    that just proves how strong of an individual you are. :)

    by the way: you should start a non-profit, i'll support and help you with it! just because your illness is rare, doesn't mean there aren't people there to back you up 100%

  5. haha, that would be your favorite line. and thank you :)

    i guess that's true. but i really don't see the point in starting one. it seems like people try and fail when it comes to this. if anything i wouldn't help mine, i'd help the more severe ones i've witnessed. mine is nothing compared to some people. but that would be really awesome to work on one. i wouldn't even know where to begin.

  6. Hi Larishh,

    I want to let you know that there is a foundation that can help you. I am the Public Relations Coordinator for the Foundation for Ichthyosis & Related Skin Types, Inc. (FIRST). We are celebrating our 30th anniversary this year. Our mission is to educate, inspire, and connect those touched by ichthyosis. We have a wide variety of literature, a newsletter, bi-ennial family conferences, and a regional support network to connect you with other affected individuals. Please visit our website or email me at if you would like more information.

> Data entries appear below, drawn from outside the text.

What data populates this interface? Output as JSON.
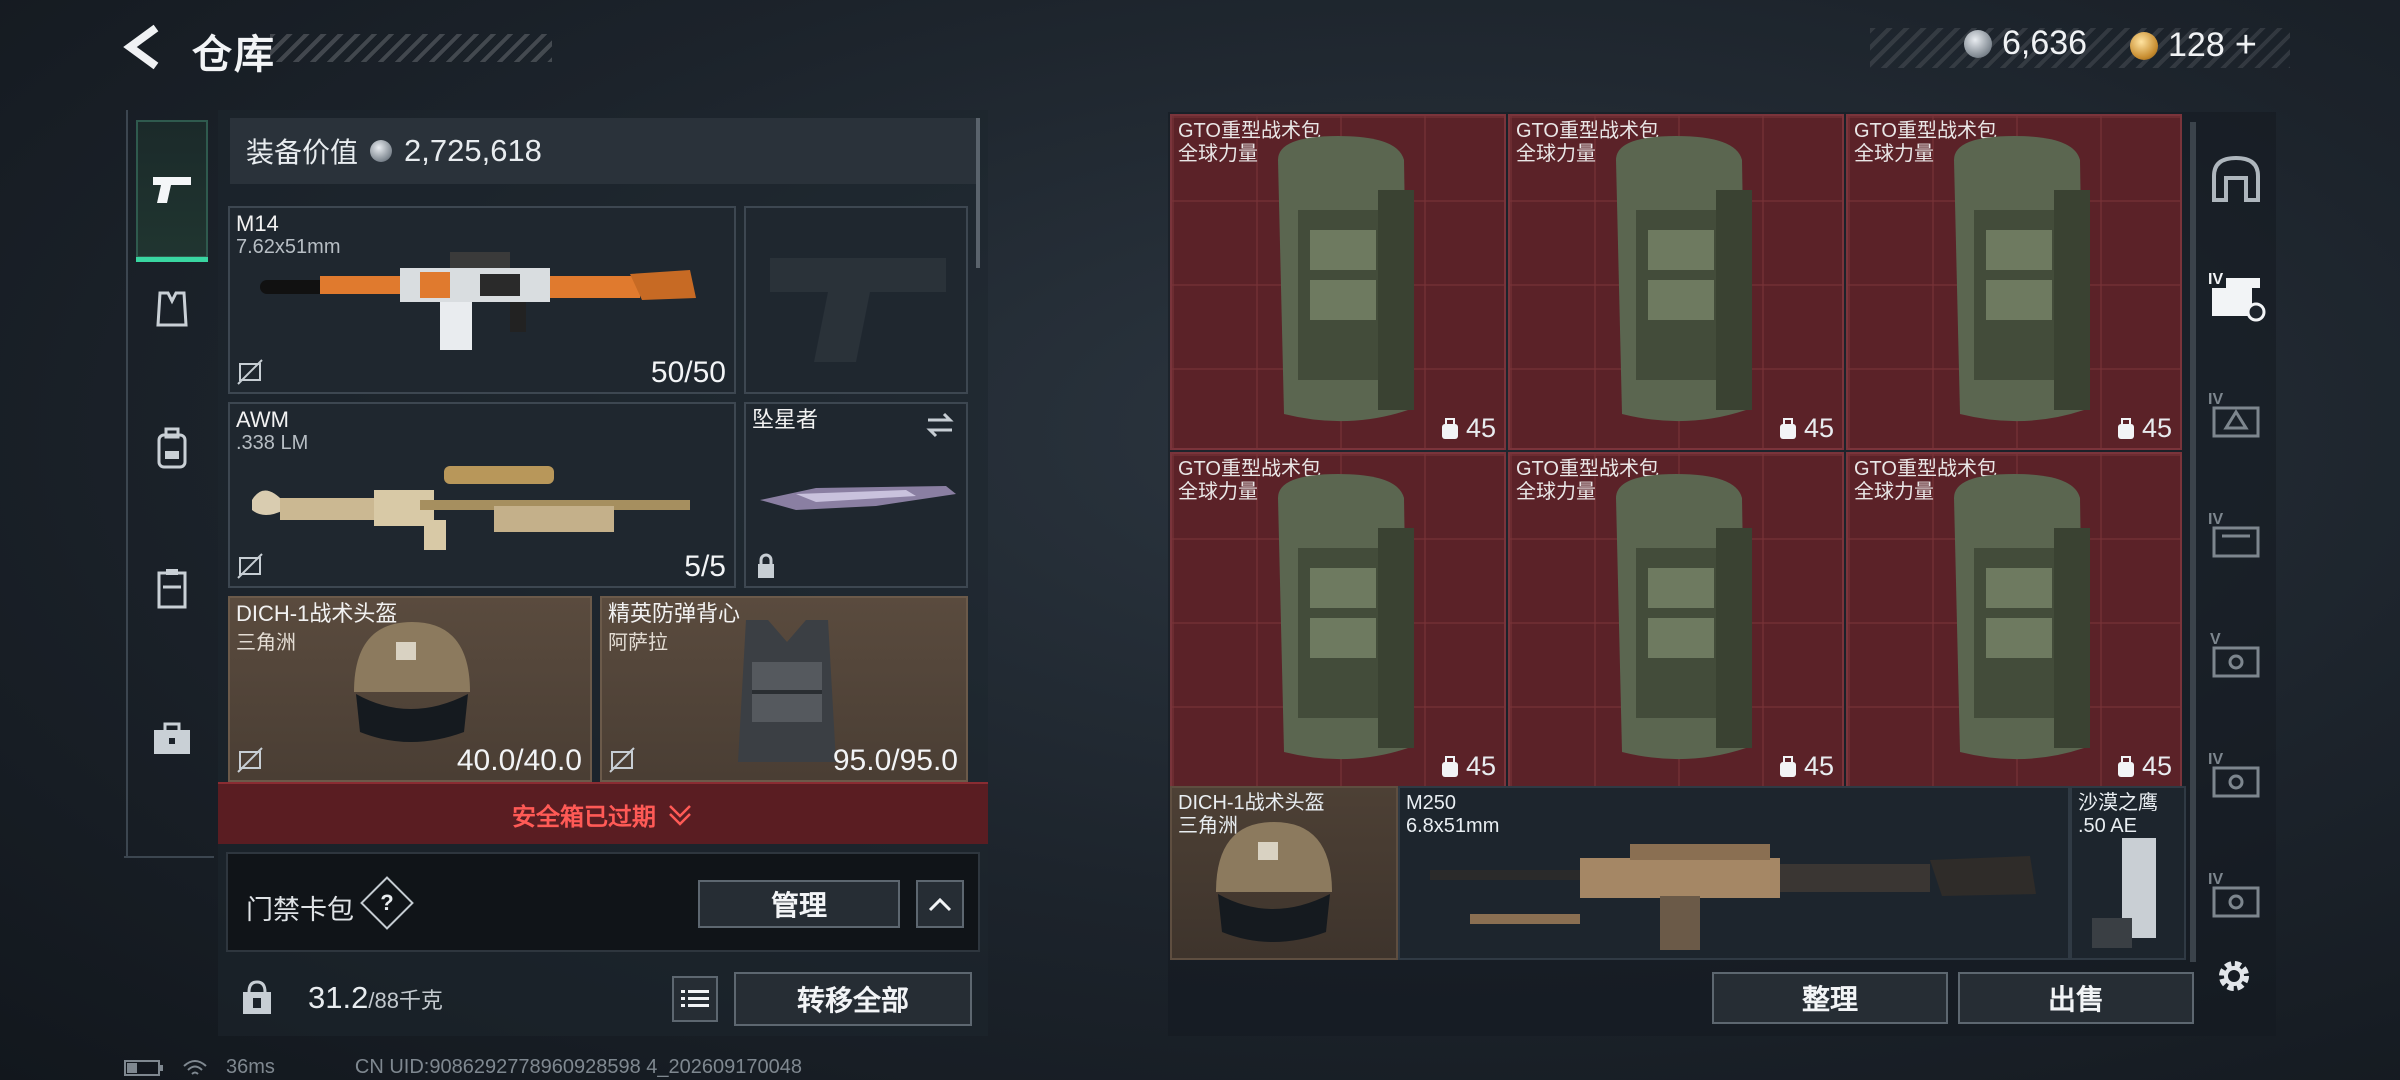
{
  "header": {
    "title": "仓库"
  },
  "currency": {
    "silver": "6,636",
    "gold": "128",
    "plus": "+"
  },
  "left_tabs": [
    {
      "name": "weapon"
    },
    {
      "name": "armor"
    },
    {
      "name": "backpack"
    },
    {
      "name": "vest"
    },
    {
      "name": "case"
    }
  ],
  "equipment_value": {
    "label": "装备价值",
    "value": "2,725,618"
  },
  "slots": {
    "primary": {
      "name": "M14",
      "caliber": "7.62x51mm",
      "ammo": "50/50"
    },
    "secondary": {
      "name": "AWM",
      "caliber": ".338 LM",
      "ammo": "5/5"
    },
    "melee": {
      "name": "坠星者"
    },
    "helmet": {
      "name": "DICH-1战术头盔",
      "brand": "三角洲",
      "durability": "40.0/40.0"
    },
    "armor": {
      "name": "精英防弹背心",
      "brand": "阿萨拉",
      "durability": "95.0/95.0"
    }
  },
  "safe_box": {
    "status": "安全箱已过期"
  },
  "key_card": {
    "label": "门禁卡包",
    "help": "?",
    "manage_label": "管理"
  },
  "weight": {
    "current": "31.2",
    "max": "/88千克"
  },
  "transfer_all_label": "转移全部",
  "storage": {
    "bags": [
      {
        "name": "GTO重型战术包",
        "brand": "全球力量",
        "capacity": "45"
      },
      {
        "name": "GTO重型战术包",
        "brand": "全球力量",
        "capacity": "45"
      },
      {
        "name": "GTO重型战术包",
        "brand": "全球力量",
        "capacity": "45"
      },
      {
        "name": "GTO重型战术包",
        "brand": "全球力量",
        "capacity": "45"
      },
      {
        "name": "GTO重型战术包",
        "brand": "全球力量",
        "capacity": "45"
      },
      {
        "name": "GTO重型战术包",
        "brand": "全球力量",
        "capacity": "45"
      }
    ],
    "helmet": {
      "name": "DICH-1战术头盔",
      "brand": "三角洲"
    },
    "lmg": {
      "name": "M250",
      "caliber": "6.8x51mm"
    },
    "pistol": {
      "name": "沙漠之鹰",
      "caliber": ".50 AE"
    }
  },
  "actions": {
    "sort_label": "整理",
    "sell_label": "出售"
  },
  "status_bar": {
    "ping": "36ms",
    "uid": "CN UID:9086292778960928598 4_202609170048"
  }
}
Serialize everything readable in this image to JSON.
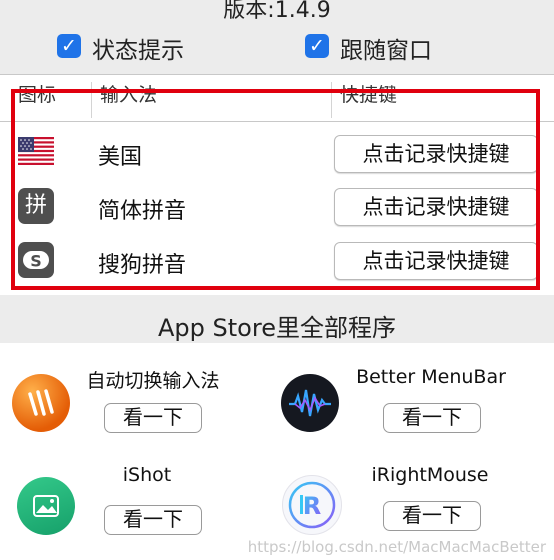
{
  "version_label": "版本:1.4.9",
  "options": [
    {
      "label": "状态提示",
      "checked": true
    },
    {
      "label": "跟随窗口",
      "checked": true
    }
  ],
  "table": {
    "headers": [
      "图标",
      "输入法",
      "快捷键"
    ],
    "rows": [
      {
        "icon": "us-flag-icon",
        "name": "美国",
        "shortcut": "点击记录快捷键"
      },
      {
        "icon": "pinyin-icon",
        "icon_text": "拼",
        "name": "简体拼音",
        "shortcut": "点击记录快捷键"
      },
      {
        "icon": "sogou-icon",
        "icon_text": "S",
        "name": "搜狗拼音",
        "shortcut": "点击记录快捷键"
      }
    ]
  },
  "store": {
    "title": "App Store里全部程序",
    "apps": [
      {
        "name": "自动切换输入法",
        "button": "看一下",
        "icon": "auto-switch-icon"
      },
      {
        "name": "Better MenuBar",
        "button": "看一下",
        "icon": "better-menubar-icon"
      },
      {
        "name": "iShot",
        "button": "看一下",
        "icon": "ishot-icon"
      },
      {
        "name": "iRightMouse",
        "button": "看一下",
        "icon": "irightmouse-icon"
      }
    ]
  },
  "watermark": "https://blog.csdn.net/MacMacMacBetter",
  "colors": {
    "accent": "#1f73e8",
    "highlight_border": "#e0000e"
  }
}
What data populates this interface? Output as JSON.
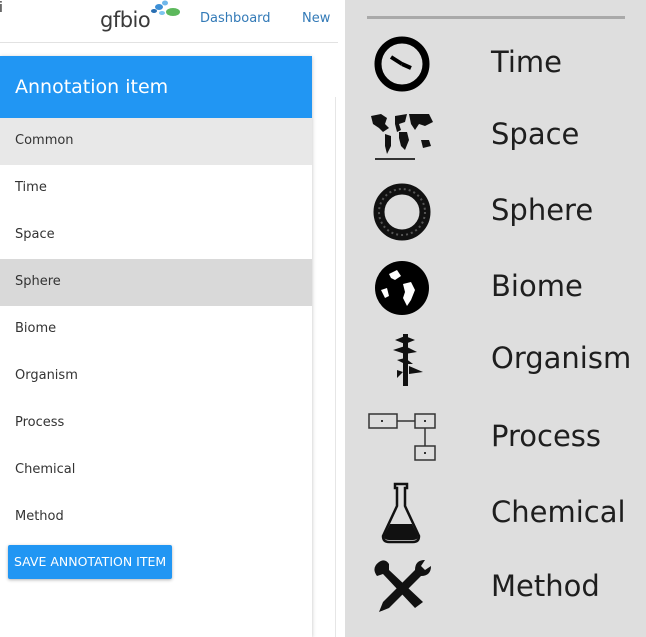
{
  "topbar": {
    "stray_char": "i",
    "logo_text": "gfbio",
    "nav": [
      {
        "label": "Dashboard"
      },
      {
        "label": "New"
      }
    ]
  },
  "panel": {
    "title": "Annotation item",
    "items": [
      {
        "label": "Common"
      },
      {
        "label": "Time"
      },
      {
        "label": "Space"
      },
      {
        "label": "Sphere"
      },
      {
        "label": "Biome"
      },
      {
        "label": "Organism"
      },
      {
        "label": "Process"
      },
      {
        "label": "Chemical"
      },
      {
        "label": "Method"
      }
    ],
    "save_label": "SAVE ANNOTATION ITEM"
  },
  "legend": {
    "items": [
      {
        "icon": "clock-icon",
        "label": "Time"
      },
      {
        "icon": "world-map-icon",
        "label": "Space"
      },
      {
        "icon": "ring-icon",
        "label": "Sphere"
      },
      {
        "icon": "globe-icon",
        "label": "Biome"
      },
      {
        "icon": "tree-icon",
        "label": "Organism"
      },
      {
        "icon": "flow-diagram-icon",
        "label": "Process"
      },
      {
        "icon": "flask-icon",
        "label": "Chemical"
      },
      {
        "icon": "tools-icon",
        "label": "Method"
      }
    ]
  },
  "colors": {
    "accent": "#2196f3",
    "link": "#337ab7",
    "selected_row": "#d9d9d9",
    "legend_bg": "#dedede"
  }
}
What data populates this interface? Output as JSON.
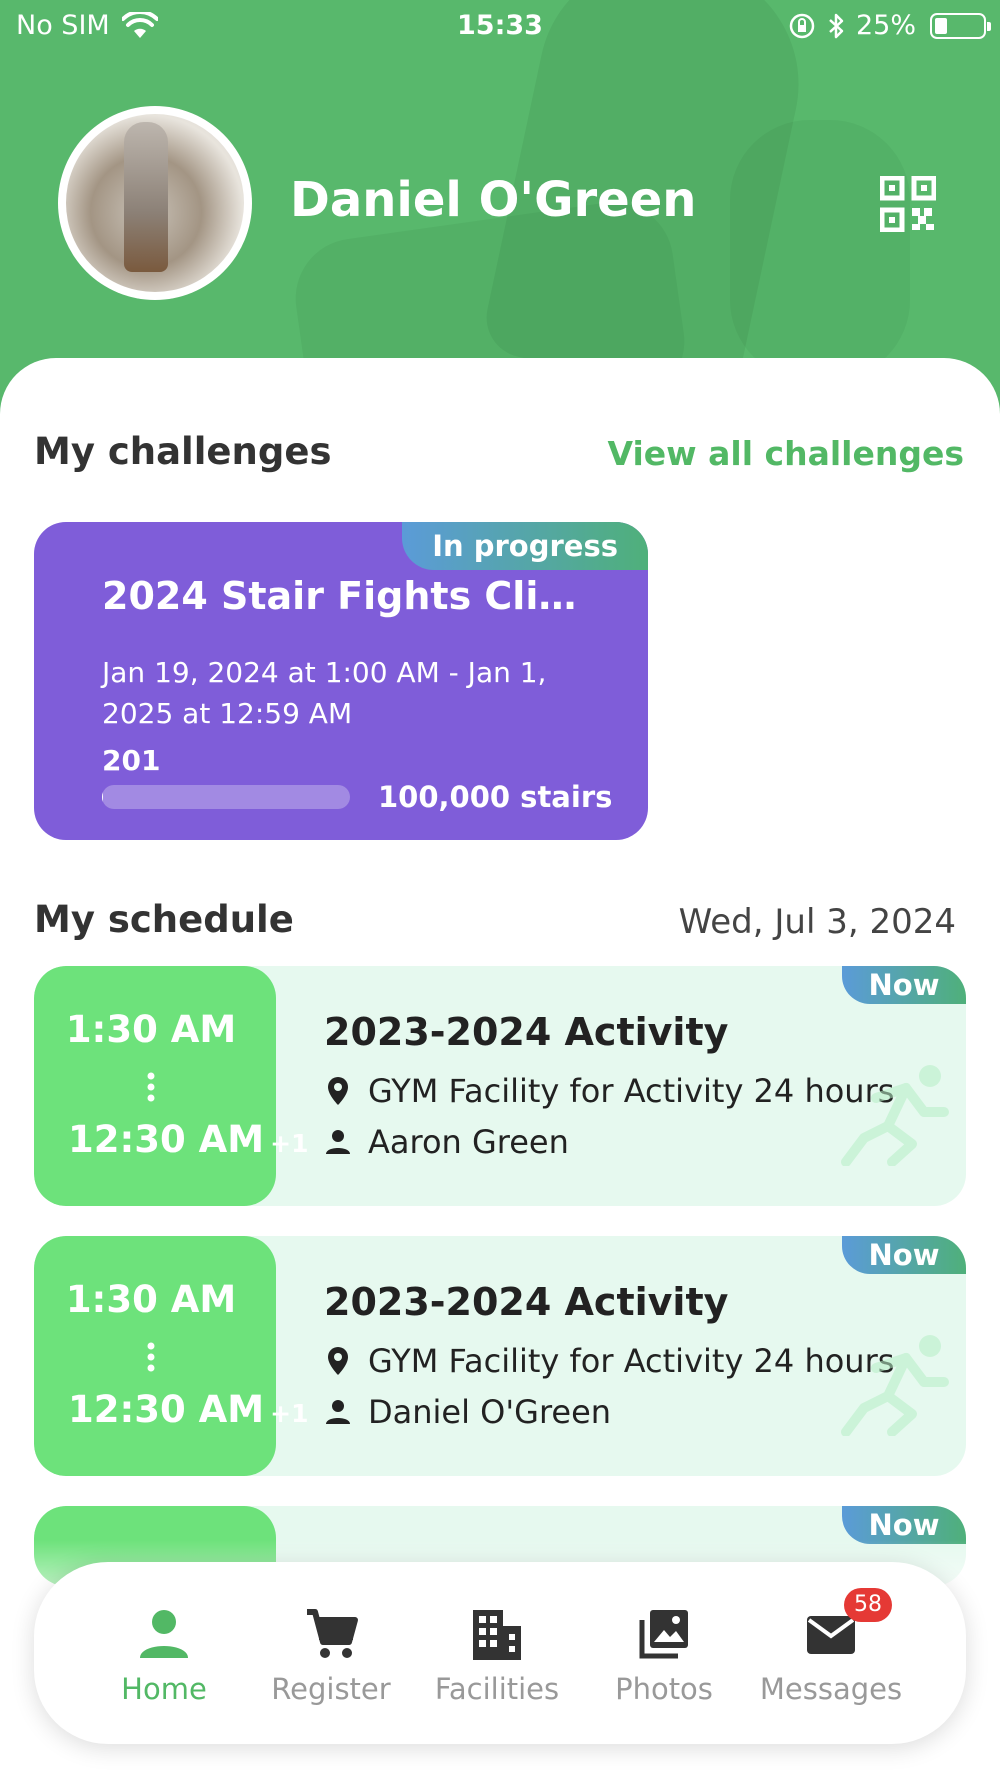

  7. Hi,
    I've been registered with FIRST ever since I was born. I get newsletters frequently and have recently signed up for the search to connect with others with related diseases. But there is little information in those newletters and are more geared toward the common forms of Ichthyosis. I never find information about my type because it is in the 5% of Ichthyosis not consumed by Vulgaris. I have Netherton's which limits the information even more. Plus I realized I missed the conference, so I'll have to wait another year to attend. Thank you for letting me know though! If you do have more information you can email me at